According to Raushenbush, technology like OpenAI’s GPT-3 “could have major implications for generating product descriptions, which can be a tedious process for e-commerce companies that have large product catalogs.”

Grant Andrews, co-founder at Braxley Bands, foresees ecommerce brands leveraging AI in their own online stores to display content more personalized to the customer. Similar to how Netflix leverages AI to know what to recommend to the subscriber or even what poster images are displayed for each show. 

“For example, a site like ours could display more images with female models if we knew that the shopper was female,” says Andrews. “Or we could also automatically display the watch band on the exact model that the customer has, without them even needing to input anything. Another example would be to display an entirely different site for repeat buyers. Not every customer is the same, so why is the site the same for every customer?” 

“It will be pivotal in knowing how much and how effective you can utilize all the data you have gained,” Hampton explains. “You can have all the data in the world but if you’re not using it to your advantage or using it in the right way, it’s a waste of time, effort & money. The most successful companies are the ones who know how to utilize their data most efficiently.”

Raushenbush believes that eventually e-commerce will traverse into brick and mortar, with some distinct changes. 

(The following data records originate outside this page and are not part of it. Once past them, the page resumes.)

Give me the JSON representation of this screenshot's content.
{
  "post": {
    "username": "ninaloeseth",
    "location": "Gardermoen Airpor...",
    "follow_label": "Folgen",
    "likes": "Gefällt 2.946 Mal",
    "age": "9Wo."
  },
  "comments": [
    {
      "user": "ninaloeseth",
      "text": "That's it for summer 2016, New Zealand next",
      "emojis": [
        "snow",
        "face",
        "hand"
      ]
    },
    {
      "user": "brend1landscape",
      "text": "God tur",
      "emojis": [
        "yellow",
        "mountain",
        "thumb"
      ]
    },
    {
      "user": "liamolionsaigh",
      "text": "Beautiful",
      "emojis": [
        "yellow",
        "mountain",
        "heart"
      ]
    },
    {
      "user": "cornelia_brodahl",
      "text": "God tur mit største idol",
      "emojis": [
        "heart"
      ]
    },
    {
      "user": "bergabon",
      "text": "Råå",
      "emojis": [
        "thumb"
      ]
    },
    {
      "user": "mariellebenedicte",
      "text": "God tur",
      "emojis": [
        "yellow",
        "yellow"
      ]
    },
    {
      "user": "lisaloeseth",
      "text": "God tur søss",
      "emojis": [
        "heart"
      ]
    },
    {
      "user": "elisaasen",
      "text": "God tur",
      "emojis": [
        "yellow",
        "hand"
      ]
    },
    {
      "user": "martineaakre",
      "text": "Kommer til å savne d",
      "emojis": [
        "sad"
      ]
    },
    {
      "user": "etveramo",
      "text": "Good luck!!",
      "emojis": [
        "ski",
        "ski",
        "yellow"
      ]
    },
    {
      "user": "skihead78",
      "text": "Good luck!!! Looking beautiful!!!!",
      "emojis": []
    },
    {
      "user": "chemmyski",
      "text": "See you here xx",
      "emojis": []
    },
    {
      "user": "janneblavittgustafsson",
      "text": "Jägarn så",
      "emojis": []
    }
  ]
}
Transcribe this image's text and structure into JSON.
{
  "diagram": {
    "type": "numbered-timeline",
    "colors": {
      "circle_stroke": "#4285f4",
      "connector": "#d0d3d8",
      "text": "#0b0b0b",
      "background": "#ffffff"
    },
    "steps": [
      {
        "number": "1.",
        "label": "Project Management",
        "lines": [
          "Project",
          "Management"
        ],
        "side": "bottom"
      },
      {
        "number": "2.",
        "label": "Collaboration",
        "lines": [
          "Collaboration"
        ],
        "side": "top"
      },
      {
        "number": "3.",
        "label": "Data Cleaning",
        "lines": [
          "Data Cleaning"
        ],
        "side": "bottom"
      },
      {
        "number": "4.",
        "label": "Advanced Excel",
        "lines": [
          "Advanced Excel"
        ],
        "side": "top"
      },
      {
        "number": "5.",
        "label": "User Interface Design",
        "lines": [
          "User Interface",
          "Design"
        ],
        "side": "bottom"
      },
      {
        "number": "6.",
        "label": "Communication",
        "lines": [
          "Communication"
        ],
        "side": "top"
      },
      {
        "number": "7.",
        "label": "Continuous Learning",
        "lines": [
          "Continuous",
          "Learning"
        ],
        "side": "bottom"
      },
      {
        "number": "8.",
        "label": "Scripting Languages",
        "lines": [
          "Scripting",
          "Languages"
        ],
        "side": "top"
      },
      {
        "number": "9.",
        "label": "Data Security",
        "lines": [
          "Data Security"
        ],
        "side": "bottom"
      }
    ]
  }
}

“Physical stores won’t really carry much, if any, inventory except a full array of product variants for consumers to try out in person. I think transactions will be made in-store via Kiosk or on personal mobile devices, and last-mile delivery will be so optimized that consumers will have the product delivered to their home the same day.” 

Raushenbush also predicts we’ll see smart televisions activated as a primary shopping channel/screen. Second screen behaviors are well established (think shopping on your phone while watching Netflix) and the television is a larger, and potentially more powerful screen for shopping. 

“I think the smartphone will become more like a remote control in the aforementioned use case,” says Raushenbush.

With regards to the biggest shift in e-commerce in 2021,  there is currently a lot of focus on “headless” approaches to e-commerce sites right now including the concept of using specialized software for powering the customer-facing experience. This approach generally still involves an e-commerce platform, but more for the “back office”, behind the scenes aspect of the business.

A major driver for this approach is performance (website speed) gains. More than 50% of e-commerce is now mobile commerce, and consumers tend to have little to no patience for sites that are slow to load.  

“Some technologies and approaches to ‘headless e-commerce’ can completely remove the load time from the site,” says Raushenbush. 

Hampton believes that the biggest shift we are going to see will be the transfer of information, “More people will be aware of the dropship model, ultimately making it more competitive and harder to convince people to buy. With that being said the ones who can use their data the most effectively and understand their target market in depth will always have a leg up.” 

Andrews believes independent brands are going to thrive in 2021.

“There’s a lot of amazing things that ecommerce platforms are developing to make the success of small brands possible.”

“Beyond that,” Andrews adds, “I think the e-comm relationship with AI and social media is going to continue to develop. It’s all about creating content people resonate with. People want a story. They want what they are buying to have meaning, and to last.”

What do you think?

The Three Critical Skills You Must Develop For The Future Of Work

The Three Critical Skills You Must Develop For The Future Of Work

Microsoft and UW demonstrate first fully automated DNA data storage